Now is a Good Time to Wake Up

Photo by Maddi Robinson

Photo by Maddi Robinson

Published on Dec 28th 2016 in the Santa Monica Daily Press   

Not long ago, a truck drove into a Christmas market in Berlin, killing 12 people. It was all over the news. Then, on Christmas Day, an attack at a market in Cameroon, Africa killed 2 people. No one heard about it. So what makes an attack in Berlin more news worthy than an attack in Cameroon? I certainly don’t have the answer to that and you probably don’t either. But, it does make me think about the global poverty crisis; about the people suffering in the developing world who have fallen off the radar too.

Everyone knows that Carrie Fisher just had a heart-attack while traveling over the holidays. We even know how many times the D-list celebrities on the United flight next to her tweeted about the incident.  But how many people know about the global poverty crisis? How many people know that over 2.5 billion people, almost half the world’s population, currently live on less than $2.50 per day? How many people know that in Pakistan, only 17.8 per cent of the population can use the internet? Or that 3.5 million refugee children do not have the option to attend a school.

I used to care more about the “Carrie Fishers” of the world too– way more than about the 795 million people living without enough food. But then, I woke up.

I first learned about The Borgen Project when I applied to be an intern, a writer for their online magazine. But within weeks of starting my internship I became much more. I became a supporter. A few weeks later and I became even more than that. I became an advocate.

Now, I’m urging others to do the same. To acknowledge the terrifying statistics and make a commitment to help those in need.

The Borgen Project promotes innovations in poverty reduction by building awareness to the facts, and to some of the ways we’ve already seen succeed. Essentially, they are an ally for the world’s poor.

You see, there’s nothing too complicated about improving living conditions for the billions suffering world-wide. The Borgen Project understands this, and beyond spreading awareness, they work with U.S. Congress to foster more permanent change.

Listen, I love Star Wars too, and Princess Leia is super cool. But it’s sickening that 47,000 people take the time to re-tweet about Carrie Fisher’s health, and ignore the billions of people living in poverty in our world today.  Please help those suffering not get lost in the crowd. Cultivate some compassion and take the time to make a difference. Who knows, you might even make yourself stand out a little during the process.  At the very least, follow @borgenproject and @borgenmagazine and re-tweet their posts along with your essential celebrity news of the day. And while you’re at it, google “Cameroon Christmas Market,” and take a moment to remember the lives we lost there too.

Volunteers and Social Media Community Work Together in Hurricane Matthew Relief Efforts

As originally published on redcrosslatalks.org

With much of the East Coast under water, four Los Angeles based volunteers went above and beyond the call of duty, traveling 2400 miles to help those in need. Their digital community back home showed support, virtually accompanying them along the way.

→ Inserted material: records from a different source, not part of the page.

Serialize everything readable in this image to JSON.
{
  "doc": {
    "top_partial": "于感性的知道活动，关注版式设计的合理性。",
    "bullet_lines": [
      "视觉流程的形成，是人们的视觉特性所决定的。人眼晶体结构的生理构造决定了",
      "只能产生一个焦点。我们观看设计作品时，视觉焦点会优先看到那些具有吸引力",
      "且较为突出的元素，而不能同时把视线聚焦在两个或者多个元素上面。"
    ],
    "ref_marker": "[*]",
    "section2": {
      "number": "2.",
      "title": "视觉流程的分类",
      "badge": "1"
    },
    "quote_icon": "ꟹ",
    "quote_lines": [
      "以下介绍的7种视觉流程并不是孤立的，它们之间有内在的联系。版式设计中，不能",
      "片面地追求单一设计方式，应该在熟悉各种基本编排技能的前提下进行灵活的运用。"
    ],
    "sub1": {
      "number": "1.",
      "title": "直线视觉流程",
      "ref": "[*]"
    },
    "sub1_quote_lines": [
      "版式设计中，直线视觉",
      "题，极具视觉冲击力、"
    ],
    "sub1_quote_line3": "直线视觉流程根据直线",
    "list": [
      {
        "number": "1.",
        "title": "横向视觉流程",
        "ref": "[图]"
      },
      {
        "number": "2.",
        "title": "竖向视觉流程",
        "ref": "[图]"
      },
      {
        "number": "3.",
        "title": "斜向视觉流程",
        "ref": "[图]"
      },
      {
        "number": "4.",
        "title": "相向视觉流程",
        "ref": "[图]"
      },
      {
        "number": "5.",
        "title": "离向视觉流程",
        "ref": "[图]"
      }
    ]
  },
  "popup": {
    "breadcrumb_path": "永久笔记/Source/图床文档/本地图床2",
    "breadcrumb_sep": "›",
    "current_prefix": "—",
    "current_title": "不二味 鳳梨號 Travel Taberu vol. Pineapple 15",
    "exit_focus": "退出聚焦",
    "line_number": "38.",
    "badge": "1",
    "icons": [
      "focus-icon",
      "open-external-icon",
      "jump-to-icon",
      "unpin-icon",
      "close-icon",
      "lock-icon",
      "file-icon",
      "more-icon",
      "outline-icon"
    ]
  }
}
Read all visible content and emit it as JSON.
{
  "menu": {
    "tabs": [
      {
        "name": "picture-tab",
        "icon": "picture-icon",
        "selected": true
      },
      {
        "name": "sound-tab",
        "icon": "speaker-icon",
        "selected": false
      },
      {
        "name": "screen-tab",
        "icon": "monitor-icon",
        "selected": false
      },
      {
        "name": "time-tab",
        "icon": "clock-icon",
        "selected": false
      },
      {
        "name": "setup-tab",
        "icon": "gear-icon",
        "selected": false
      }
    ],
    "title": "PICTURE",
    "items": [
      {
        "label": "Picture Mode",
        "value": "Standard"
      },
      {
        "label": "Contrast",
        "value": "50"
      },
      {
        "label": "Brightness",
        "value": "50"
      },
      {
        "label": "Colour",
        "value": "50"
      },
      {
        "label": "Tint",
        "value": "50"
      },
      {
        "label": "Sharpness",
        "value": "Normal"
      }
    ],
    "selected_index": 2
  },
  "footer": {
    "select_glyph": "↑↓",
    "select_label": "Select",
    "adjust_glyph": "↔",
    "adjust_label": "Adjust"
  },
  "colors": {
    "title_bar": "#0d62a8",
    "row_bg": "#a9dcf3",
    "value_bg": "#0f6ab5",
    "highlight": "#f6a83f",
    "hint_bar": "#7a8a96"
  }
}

On October 10, 2016, Sandy Hanagami, Angela De Rozario, Henry Mills and Pedro Orellena departed from the American Red Cross Los Angeles Regional Headquarters in Emergency Response Vehicles on a 5-day trip to the East Coast to assist with Hurricane Matthew Relief Efforts. Before they left, I exchanged numbers with the group, in hopes of getting a few photos from the volunteers to share the Red Cross mission in action with our social media community here in L.A. Within hours, photos and videos started coming in; and with every state line our volunteers crossed, those of us virtually joining the trip on social media began to feel more and more like we were also a part of the team. By the second day, our Twitter followers and Facebook users were completely engaged, giving advice on the best routes to take, where to stop for local cuisine, and “must-see” landmarks along the way. I did my best to keep up with the content, posting and tweeting updates as best I could in real-time. It wasn’t long before Red Cross chapters from other states began to take notice and follow their journey too, sending virtual shout-outs and waves as our volunteers passed by on freeways and interstates just a few miles away.

The dedication and commitment of our traveling volunteers was great, but the response from our social media community was just as awesome! Not only were people re-tweeting and sharing photos and videos from our volunteers’ trip; but, through the power of social media, our digital community was actually along for the ride, virtually enjoying the journey every step of the way.

By the time Sandy, Angela, Henry and Pedro reached the state of Georgia their deployment destinations were finalized and those of us following from Los Angeles were excited to see them begin assisting with Hurricane Matthew relief efforts and help those affected by the storm. Luckily for us, the photos and videos kept coming; and I kept posting, keeping our volunteers’ new and expanding Red Cross digital family informed and engaged throughout the rest of their 14-day deployment.

“Being out in the field and being able to help people during their greatest time of need is such a great feeling, but the response from social media and the support we received from our Los Angeles community was huge! We really felt like everyone was in our corner. The entire time we were assisting with Hurricane Matthew relief efforts, we knew everyone back home wanted us to succeed.”
– Angela De Rozario, Red Cross Volunteer

If you want to be a part of their journey too, check out this photo album on Facebook and watch this highlight video on YouTube.